WHAT TO PRODUCE: Go over the entries and report the lines where the word "smartokul" occurs.

RECORDS TO USE:
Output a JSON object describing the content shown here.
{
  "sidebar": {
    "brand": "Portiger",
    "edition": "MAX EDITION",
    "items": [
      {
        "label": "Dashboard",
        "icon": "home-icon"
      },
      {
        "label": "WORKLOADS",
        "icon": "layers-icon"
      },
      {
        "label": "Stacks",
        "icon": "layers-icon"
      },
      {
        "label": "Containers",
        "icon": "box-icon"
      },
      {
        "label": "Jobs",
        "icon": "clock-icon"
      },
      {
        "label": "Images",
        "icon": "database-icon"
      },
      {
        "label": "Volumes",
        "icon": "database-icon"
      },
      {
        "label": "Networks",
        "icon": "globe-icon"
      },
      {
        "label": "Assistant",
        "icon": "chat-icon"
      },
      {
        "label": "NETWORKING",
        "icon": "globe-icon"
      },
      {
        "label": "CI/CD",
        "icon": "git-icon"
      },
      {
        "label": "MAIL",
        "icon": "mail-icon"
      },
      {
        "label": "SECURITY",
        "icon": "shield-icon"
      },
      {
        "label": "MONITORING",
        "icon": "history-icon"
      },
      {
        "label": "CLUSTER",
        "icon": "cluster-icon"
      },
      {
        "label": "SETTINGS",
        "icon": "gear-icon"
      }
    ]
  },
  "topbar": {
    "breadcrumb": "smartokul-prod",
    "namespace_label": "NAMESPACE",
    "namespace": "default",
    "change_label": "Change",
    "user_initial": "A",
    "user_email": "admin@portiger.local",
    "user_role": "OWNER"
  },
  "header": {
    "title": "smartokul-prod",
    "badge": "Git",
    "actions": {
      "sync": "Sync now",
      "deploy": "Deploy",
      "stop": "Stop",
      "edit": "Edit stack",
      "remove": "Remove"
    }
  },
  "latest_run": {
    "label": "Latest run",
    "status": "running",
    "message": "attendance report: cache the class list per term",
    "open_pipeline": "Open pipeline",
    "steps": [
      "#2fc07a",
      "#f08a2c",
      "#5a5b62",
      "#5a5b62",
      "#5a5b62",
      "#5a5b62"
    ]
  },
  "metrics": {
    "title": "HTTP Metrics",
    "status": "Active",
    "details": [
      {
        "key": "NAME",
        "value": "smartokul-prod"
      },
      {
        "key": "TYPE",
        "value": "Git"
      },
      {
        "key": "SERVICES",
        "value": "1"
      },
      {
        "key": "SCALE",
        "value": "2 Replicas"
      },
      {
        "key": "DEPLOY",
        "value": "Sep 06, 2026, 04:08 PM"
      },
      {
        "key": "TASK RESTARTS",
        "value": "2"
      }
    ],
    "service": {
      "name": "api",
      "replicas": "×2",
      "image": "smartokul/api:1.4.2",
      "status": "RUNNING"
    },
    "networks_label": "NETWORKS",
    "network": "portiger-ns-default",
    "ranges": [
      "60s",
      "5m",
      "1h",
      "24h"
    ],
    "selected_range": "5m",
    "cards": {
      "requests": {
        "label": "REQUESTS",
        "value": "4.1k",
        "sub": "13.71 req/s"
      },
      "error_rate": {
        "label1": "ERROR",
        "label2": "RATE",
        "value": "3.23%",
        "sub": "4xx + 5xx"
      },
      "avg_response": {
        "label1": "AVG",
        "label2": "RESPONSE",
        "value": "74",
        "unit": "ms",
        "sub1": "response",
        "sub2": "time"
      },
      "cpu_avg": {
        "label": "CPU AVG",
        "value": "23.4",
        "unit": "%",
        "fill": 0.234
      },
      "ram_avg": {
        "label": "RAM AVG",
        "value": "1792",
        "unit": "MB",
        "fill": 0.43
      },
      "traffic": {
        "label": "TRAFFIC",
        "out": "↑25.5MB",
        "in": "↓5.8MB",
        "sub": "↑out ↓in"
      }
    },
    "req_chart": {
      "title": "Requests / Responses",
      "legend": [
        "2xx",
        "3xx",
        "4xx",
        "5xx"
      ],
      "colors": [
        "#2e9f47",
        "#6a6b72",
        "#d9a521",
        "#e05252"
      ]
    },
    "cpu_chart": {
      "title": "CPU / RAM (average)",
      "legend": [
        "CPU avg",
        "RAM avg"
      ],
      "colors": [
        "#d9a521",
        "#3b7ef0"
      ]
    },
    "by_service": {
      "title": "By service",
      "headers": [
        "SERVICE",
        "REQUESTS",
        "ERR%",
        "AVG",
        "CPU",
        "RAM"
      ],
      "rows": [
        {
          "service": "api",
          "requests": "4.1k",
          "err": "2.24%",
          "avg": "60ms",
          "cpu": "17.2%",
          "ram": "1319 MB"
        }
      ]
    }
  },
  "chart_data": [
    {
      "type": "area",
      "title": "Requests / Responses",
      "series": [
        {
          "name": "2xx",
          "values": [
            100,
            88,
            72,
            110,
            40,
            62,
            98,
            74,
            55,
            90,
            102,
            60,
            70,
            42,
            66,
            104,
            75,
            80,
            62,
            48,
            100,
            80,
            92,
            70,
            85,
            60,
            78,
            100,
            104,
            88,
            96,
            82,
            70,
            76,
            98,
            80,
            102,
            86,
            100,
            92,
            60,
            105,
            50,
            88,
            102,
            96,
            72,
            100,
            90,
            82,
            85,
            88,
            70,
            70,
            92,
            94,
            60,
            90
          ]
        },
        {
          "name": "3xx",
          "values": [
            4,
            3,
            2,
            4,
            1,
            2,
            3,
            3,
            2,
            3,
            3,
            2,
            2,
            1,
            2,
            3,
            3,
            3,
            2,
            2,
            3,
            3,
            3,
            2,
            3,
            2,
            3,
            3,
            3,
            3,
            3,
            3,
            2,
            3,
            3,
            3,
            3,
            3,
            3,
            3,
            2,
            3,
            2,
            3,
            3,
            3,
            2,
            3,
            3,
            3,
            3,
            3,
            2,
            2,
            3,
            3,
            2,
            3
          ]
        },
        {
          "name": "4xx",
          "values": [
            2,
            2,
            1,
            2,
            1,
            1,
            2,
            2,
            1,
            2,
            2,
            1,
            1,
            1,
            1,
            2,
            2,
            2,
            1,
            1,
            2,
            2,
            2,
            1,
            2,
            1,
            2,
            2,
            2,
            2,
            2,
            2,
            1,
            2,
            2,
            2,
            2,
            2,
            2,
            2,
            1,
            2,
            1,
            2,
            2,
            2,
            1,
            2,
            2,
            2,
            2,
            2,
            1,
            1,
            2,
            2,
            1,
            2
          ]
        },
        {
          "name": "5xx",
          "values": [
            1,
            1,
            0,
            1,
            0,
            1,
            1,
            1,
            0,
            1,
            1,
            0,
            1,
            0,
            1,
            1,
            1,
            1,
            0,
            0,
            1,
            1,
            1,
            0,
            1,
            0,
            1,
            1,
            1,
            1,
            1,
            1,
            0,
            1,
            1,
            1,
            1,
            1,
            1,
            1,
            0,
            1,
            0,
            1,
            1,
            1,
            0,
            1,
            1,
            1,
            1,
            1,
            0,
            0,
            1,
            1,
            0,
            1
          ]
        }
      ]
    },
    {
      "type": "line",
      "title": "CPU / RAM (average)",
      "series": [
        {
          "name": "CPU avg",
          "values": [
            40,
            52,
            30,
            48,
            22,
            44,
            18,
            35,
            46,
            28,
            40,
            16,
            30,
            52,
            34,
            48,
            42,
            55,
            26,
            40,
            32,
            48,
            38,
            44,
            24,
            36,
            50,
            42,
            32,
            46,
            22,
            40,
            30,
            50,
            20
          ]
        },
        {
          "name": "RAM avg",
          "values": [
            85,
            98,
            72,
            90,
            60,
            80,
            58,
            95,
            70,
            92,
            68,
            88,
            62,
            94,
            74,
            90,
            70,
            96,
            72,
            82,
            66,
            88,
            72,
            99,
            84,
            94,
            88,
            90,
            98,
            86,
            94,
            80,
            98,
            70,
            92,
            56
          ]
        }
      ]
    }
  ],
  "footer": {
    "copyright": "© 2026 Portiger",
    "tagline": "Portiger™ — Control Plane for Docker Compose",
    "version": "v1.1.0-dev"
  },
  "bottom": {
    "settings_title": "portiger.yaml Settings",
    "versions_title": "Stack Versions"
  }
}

ANSWER SECTION:
    "breadcrumb": "smartokul-prod",
    "title": "smartokul-prod",
        "value": "smartokul-prod"
      "image": "smartokul/api:1.4.2",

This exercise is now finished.